Acland was reappointed a JP for Devon in October 1688 and served on the commission for assessment again from 1689 to 1690. He was High Sheriff of Devon in 1690. He refused to sign the Association in 1696 and was removed from the bench at this time. Reappointed in 1700, he apparently refused a deputy lieutenancy in 1701 due to a quarrel with Sir Edward Seymour. Off the bench again in 1702, he was appointed to the deputy lieutenancy again in 1703 and a JP for the third time in about 1704. He continued to serve in these posts throughout the reign of Queen Anne, and died on 9 March 1714.[2]

Family[edit]

He married Anne, daughter of Sir Thomas Daniel of Beswick Hall, Yorkshire, on 19 March 1674 and had seven children:[4][a]

  • John Acland (c.1674–1703)
  • Hugh Acland
  • Rev. Thomas Acland (d. 11 September 1735), rector of South Brent and prebendary of Exeter, married Catherine Wilcocks on 12 February 1712 and had issue
  • Arthur Daniel Acland (d. 1690/1), died without issue
  • Charles Acland (d. 1713)
  • Francis Acland (d. 1719), a merchant in Coimbra, died without issue
  • Elizabeth Acland (d. 1694)

On his death in 1714 he was succeeded in the baronetcy by his grandson, his eldest son John having predeceased him. He was buried on 9 March 1713/4 at Broadclyst.[4]

Notes[edit]

  1. ^ The memorial inscription for Susanna Carleton, neé Acland, (d. 5 February 1696/7) in St. Pancras Church describes her as his daughter, and Vivian concurs; but the age given for her in the inscription makes this impossible, and she appears to have been his sister. Burke's Peerage confuses Arthur Daniel with his nephew Arthur (d. 1740), the son of John Acland.

References[edit]

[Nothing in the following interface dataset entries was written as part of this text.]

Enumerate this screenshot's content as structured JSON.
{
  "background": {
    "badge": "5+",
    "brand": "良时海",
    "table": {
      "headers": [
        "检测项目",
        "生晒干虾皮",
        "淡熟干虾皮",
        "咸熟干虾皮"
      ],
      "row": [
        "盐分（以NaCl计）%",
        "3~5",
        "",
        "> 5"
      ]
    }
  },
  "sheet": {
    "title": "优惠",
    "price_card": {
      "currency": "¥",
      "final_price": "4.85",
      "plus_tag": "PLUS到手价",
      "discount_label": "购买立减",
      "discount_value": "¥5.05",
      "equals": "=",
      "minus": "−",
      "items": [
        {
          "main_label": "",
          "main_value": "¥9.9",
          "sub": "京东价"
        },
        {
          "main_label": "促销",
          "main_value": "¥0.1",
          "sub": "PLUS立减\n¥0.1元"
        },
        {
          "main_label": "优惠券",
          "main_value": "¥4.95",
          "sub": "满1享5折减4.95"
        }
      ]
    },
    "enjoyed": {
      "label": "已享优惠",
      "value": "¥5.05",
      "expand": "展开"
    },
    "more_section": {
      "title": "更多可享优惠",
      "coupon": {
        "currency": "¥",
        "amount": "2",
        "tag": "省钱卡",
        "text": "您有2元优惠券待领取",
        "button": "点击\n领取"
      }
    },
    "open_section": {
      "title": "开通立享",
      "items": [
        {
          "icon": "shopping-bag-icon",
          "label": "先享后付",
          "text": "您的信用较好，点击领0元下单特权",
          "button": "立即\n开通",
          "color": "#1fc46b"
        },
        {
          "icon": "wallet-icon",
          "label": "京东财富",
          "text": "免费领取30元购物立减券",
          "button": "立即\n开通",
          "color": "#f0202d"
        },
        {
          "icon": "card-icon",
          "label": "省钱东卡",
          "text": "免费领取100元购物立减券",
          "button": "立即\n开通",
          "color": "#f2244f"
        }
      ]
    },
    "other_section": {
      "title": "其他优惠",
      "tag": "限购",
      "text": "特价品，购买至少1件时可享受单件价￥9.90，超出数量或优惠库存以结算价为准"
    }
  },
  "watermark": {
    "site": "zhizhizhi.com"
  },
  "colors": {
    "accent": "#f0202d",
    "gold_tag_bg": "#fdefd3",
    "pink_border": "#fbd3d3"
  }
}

  1. ^ Foster, Joseph, ed. (1891). Alumni Oxonienses 1500-1714. Oxford. Retrieved 30 March 2016. 
  2. ^ a b c d e f Crossette, J. S. (1983). "ACLAND, Sir Hugh, 1st of 5th Bt. (c.1639-1714), of Killerton, Devon.". In Henning, B. D. The House of Commons 1660-1690. The History of Parliament Trust. 
  3. ^ Ferris, John P. (1983). "Tiverton". In Henning, B. D. The House of Commons 1660-1690. The History of Parliament Trust. 
  4. ^ a b Vivian, John Lambrick, ed. (1895). The Visitations of the County of Devon: Comprising the Heralds' Visitations of 1531, 1564 & 1620. Exeter: H.S. Eland. pp. 4–5. 
Parliament of England
Preceded by
Nicholas Dennys
John Basset
Member of Parliament for Barnstaple
FebruaryOctober 1679
With: John Basset
Succeeded by
Arthur Acland
John Basset
Preceded by
Samuel Foote
Sir Henry Ford
Member of Parliament for Tiverton
1685–1687
With: William Colman
Succeeded by
Samuel Foote
William Colman
Honorary titles
Preceded by
Francis Fulford
High Sheriff of Devon
1690
Succeeded by
Sampson Hele
Baronetage of England
Preceded by
Arthur Acland
Baronet Acland
(of Columb John)
1672–1714
Succeeded by
Hugh Acland